Video: Google’s Imagen Video creates 5.3 second videos from a text description (YouTube video examples)
Public Prompts: A website collecting a large number of prompts and results for text-to-image tools. Available for free use, but best used as a learning device.
Whisper: Snipd is a podcast player that incorporates OpenAI’s Whisper audio-to-text to automatically transcribe any podcast you listen to with pretty impressive results. A comparison of their old tool to Whisper:
Automated Content: So far AI-created content has been fairly artisanal. Yes, it is faster than a human painting an image or writing an essay, but where it is being used at all, it is being used to create a single image, or a single essay — just a little faster. This competes with professional writers and creatives, but more likely just compliments those fields. But what happens when it scales and “create ten of these” becomes “make a million of these based on these data feeds”. Good question from Benedict Evans.
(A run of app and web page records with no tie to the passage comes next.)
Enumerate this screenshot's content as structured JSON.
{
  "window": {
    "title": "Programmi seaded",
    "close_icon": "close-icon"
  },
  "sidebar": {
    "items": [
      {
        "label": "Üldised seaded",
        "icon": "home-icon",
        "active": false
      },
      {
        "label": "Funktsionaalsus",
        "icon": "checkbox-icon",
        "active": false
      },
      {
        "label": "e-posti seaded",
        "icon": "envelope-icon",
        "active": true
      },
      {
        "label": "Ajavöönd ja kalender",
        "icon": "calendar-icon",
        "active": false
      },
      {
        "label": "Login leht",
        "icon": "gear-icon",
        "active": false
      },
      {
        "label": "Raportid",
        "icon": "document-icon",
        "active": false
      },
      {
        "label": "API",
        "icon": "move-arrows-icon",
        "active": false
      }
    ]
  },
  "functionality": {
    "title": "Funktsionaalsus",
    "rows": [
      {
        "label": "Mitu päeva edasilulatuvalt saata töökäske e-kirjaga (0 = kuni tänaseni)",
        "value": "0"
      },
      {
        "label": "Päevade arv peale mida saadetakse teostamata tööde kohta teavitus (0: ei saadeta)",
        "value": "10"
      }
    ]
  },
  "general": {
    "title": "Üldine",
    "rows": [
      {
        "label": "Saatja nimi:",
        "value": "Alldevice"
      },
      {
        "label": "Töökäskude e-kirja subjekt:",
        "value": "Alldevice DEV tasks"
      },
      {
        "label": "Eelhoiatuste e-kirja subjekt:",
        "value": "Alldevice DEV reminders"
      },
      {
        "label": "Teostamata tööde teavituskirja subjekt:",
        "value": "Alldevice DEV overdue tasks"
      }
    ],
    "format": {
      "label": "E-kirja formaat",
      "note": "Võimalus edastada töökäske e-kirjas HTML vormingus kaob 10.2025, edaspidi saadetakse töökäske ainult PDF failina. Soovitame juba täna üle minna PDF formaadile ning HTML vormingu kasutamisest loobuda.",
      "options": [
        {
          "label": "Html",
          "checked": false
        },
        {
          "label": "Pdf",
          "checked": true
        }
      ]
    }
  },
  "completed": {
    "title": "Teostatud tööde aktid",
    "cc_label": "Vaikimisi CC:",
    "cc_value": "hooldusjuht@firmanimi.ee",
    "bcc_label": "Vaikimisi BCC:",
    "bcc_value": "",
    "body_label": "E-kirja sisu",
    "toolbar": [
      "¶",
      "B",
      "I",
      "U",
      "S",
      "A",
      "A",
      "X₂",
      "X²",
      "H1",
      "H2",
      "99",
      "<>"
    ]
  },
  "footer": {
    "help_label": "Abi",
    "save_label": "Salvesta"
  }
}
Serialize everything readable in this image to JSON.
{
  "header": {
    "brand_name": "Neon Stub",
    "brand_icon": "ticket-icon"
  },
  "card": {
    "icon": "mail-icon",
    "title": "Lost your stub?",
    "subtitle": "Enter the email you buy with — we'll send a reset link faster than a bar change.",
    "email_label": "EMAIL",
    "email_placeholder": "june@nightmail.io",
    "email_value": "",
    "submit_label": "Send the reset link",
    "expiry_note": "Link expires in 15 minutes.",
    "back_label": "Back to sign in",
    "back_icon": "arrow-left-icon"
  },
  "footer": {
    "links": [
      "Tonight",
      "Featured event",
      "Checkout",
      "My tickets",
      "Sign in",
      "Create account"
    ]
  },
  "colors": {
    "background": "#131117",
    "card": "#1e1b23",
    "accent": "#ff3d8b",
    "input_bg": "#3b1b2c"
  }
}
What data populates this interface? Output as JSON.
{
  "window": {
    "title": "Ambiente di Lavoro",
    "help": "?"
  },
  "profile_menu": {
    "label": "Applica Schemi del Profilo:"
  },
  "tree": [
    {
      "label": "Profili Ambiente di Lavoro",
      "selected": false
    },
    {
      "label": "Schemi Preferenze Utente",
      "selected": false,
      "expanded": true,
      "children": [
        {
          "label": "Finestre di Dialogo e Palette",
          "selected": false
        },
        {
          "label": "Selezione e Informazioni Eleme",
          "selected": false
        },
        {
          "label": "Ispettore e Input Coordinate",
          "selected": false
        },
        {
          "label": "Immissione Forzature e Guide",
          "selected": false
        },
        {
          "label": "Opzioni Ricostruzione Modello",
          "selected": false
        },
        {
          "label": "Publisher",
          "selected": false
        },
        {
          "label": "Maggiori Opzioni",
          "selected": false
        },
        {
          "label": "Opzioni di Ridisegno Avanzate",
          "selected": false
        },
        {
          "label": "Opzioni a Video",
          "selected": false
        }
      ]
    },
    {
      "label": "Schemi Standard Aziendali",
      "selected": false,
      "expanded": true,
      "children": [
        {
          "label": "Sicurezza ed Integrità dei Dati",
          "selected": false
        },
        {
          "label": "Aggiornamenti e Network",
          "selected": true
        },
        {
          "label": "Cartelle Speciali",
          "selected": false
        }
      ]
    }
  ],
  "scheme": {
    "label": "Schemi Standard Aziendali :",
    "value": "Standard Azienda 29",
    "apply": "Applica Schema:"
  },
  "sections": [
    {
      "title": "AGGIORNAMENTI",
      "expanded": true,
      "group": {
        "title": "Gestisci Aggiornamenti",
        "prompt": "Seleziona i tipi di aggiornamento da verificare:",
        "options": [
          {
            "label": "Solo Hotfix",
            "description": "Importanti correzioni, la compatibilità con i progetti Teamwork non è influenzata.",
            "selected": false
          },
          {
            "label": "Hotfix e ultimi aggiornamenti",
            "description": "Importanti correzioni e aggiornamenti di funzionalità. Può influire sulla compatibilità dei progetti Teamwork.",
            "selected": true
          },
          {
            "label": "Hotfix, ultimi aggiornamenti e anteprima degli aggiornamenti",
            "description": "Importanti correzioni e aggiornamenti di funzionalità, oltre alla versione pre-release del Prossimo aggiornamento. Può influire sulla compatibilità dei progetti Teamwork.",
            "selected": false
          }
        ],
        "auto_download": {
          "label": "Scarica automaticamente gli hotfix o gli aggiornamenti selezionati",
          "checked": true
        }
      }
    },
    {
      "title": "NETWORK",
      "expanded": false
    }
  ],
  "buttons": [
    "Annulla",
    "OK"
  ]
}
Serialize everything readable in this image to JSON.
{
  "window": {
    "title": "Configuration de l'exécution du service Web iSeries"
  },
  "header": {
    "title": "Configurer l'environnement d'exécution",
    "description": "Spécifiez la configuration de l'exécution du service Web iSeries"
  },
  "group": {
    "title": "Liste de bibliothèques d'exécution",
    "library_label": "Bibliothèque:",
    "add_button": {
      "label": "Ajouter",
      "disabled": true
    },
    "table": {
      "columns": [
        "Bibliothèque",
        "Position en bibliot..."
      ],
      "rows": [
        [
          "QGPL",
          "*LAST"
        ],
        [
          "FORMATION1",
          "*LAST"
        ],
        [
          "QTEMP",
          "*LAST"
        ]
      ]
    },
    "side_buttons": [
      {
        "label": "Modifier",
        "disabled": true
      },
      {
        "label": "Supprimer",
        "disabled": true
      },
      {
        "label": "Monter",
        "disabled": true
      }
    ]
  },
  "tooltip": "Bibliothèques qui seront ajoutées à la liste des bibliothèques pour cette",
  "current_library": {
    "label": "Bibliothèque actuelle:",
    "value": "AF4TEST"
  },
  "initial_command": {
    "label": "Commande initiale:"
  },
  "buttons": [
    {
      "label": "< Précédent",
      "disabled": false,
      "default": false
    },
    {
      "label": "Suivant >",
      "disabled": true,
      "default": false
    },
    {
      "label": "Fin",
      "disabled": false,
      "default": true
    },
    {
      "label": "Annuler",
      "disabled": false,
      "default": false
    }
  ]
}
Interior AI: Take a picture of an empty room and InteriorAI will fill it with furniture for you. Then you can search for where to buy that furniture. Repeat as desired.
Descript: Edit video with a text editor.
Retro-Futurism: A collection made by AI.
Continuous Improvement: A few months ago I shared findings on how much better the best humans are hand-to-hand fighting than they were even a couple of decades ago. AP shares some results from Baseball. After 100 years of focus on the sport, the athletes are still getting better at an astounding rate. The batting average this year was .243, the 6th lowest ever and the lowest since 1968, driven mostly by pitching speed. This season had 3,356 pitches of 100 mph or more vs 18,29 last year and 1056 in 2019. If baseball is still getting better, you can bet most companies still have low hanging fruit for improvement.
Netflix and Blockbuster: Netflix is making a comedy about “the last Blockbuster”. Meme from Zack Stentz:
Sound Barrier: A short video of an F-18 breaking the sound barrier close to the runway. Worth the click.
Bird Nest: An amazing time lapse video of a bird making a nest through to baby birds flying away.
Funny Words: Academic paper looked at which “word pairs” are funniest (and least funny). Behind a paywall but Ethan Mollick was kind enough to share the money shot. Polka Hooker for the win!